Exceptional water deficits in Mongolia and into China will increase. Moderate deficits will continue to emerge in Northeast China and North Korea. Deficits in South Korea will downgrade, though severe conditions will persist around Seoul. In Southeast China, deficits will spread and upgrade in Fujian and Jiangxi, becoming severe, and moderate deficits will emerge along the Yangtze River. Exceptional deficits will increase in Hunan and Guizhou, and deficits in Yunnan will become extreme. Exceptional surplus will persist in the Han River watershed. Moderate surplus is forecast the Huai River.
Recent exceptional deficits in Mongolia, the Korean Peninsula, and Liaoning are expected to moderate in the near term – September through November. Widespread surpluses are expected to persist in southern China from Poyang Lake in Jiangxi southwest through Hunan into Guangxi and Yunnan, and the western Pearl River Delta, though the extent of exceptional surpluses will diminish considerably. The coastal southeast will transition from surplus to moderate deficit, a trend which is forecast to continue through May. After November, surpluses in Jiangxi through Yunnan will continue to diminish.
The September Outlook indicates much warmer than normal temperatures - conditions we'd expect to see once in 20 to 40 years - in many regions of the world including India's southern half, coastal West Africa, and the eastern Amazon Basin. Much drier than normal conditions are forecast for central India.

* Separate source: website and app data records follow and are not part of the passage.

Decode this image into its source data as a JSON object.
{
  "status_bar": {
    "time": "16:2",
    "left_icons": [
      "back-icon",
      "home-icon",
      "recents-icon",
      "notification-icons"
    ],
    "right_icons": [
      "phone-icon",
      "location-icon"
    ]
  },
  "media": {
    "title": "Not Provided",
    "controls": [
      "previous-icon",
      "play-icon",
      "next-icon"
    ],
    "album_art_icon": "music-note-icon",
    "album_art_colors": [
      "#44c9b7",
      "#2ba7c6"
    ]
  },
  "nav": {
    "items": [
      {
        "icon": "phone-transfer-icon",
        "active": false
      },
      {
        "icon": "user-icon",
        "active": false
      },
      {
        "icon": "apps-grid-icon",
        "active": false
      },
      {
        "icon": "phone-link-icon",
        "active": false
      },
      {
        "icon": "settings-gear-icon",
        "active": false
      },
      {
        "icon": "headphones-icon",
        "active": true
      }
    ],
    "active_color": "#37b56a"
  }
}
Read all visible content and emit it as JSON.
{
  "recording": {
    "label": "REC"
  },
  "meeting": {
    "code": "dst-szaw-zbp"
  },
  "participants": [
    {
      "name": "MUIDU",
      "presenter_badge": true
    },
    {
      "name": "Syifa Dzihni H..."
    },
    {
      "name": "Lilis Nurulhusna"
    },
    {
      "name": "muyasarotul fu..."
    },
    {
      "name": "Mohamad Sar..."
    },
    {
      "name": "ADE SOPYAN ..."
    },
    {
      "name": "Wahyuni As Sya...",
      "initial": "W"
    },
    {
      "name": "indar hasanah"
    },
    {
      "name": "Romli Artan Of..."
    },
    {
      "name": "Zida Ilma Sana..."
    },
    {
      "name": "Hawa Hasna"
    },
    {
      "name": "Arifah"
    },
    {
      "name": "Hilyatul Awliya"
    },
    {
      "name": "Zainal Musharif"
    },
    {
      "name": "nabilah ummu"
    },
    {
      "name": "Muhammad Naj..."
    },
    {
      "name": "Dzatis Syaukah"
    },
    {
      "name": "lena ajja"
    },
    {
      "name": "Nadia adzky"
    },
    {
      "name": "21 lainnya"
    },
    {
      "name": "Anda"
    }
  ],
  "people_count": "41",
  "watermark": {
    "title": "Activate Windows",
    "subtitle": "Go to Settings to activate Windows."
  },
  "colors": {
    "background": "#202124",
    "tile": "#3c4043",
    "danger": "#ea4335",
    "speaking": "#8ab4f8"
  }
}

Recent exceptional deficits in Mongolia into Northeast China, on the Korean Peninsula, and in Honshu, Japan are expected to moderate in the near term – August through October – but severe to extreme deficits will continue to emerge in the northeast and moderate deficits will emerge from southern Gansu to the East China Sea. Widespread surpluses are forecast across much of southern China. After October intense deficits in northwestern China will increase in extent, in Xinjiang through Inner Mongolia and Mongolia, and deficits of lesser severity will continue to emerge in the Northeast China and in the North China Plain.